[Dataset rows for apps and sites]
Start of Block
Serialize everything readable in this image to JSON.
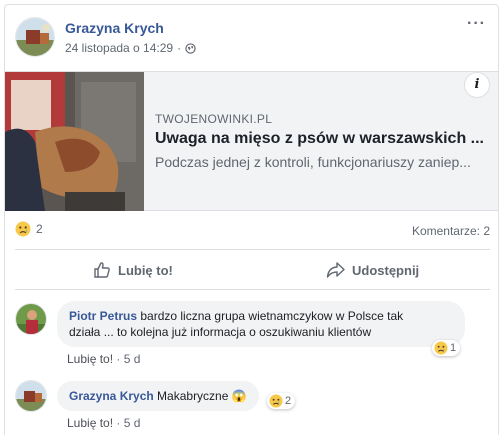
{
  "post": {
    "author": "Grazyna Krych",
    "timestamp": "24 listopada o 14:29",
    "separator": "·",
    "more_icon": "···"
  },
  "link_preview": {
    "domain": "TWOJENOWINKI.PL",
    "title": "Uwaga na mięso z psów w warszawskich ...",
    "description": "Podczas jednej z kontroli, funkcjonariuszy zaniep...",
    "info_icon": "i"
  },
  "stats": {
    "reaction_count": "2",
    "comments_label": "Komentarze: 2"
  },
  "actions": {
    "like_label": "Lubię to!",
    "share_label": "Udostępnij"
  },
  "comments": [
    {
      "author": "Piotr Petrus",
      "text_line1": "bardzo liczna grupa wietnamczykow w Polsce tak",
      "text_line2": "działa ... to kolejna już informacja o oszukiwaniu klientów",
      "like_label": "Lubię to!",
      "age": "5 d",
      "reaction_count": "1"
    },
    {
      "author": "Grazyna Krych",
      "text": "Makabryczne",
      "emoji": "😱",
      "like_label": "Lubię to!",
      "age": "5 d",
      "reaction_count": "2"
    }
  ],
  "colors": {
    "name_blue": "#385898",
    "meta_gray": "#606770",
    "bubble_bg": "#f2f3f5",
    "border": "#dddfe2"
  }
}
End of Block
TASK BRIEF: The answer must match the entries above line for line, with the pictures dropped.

TASK SOLUTION:
Serialize everything readable in this image to JSON.
{
  "post": {
    "author": "Grazyna Krych",
    "timestamp": "24 listopada o 14:29",
    "separator": "·",
    "more_icon": "···"
  },
  "link_preview": {
    "domain": "TWOJENOWINKI.PL",
    "title": "Uwaga na mięso z psów w warszawskich ...",
    "description": "Podczas jednej z kontroli, funkcjonariuszy zaniep...",
    "info_icon": "i"
  },
  "stats": {
    "reaction_count": "2",
    "comments_label": "Komentarze: 2"
  },
  "actions": {
    "like_label": "Lubię to!",
    "share_label": "Udostępnij"
  },
  "comments": [
    {
      "author": "Piotr Petrus",
      "text_line1": "bardzo liczna grupa wietnamczykow w Polsce tak",
      "text_line2": "działa ... to kolejna już informacja o oszukiwaniu klientów",
      "like_label": "Lubię to!",
      "age": "5 d",
      "reaction_count": "1"
    },
    {
      "author": "Grazyna Krych",
      "text": "Makabryczne",
      "emoji": "😱",
      "like_label": "Lubię to!",
      "age": "5 d",
      "reaction_count": "2"
    }
  ],
  "colors": {
    "name_blue": "#385898",
    "meta_gray": "#606770",
    "bubble_bg": "#f2f3f5",
    "border": "#dddfe2"
  }
}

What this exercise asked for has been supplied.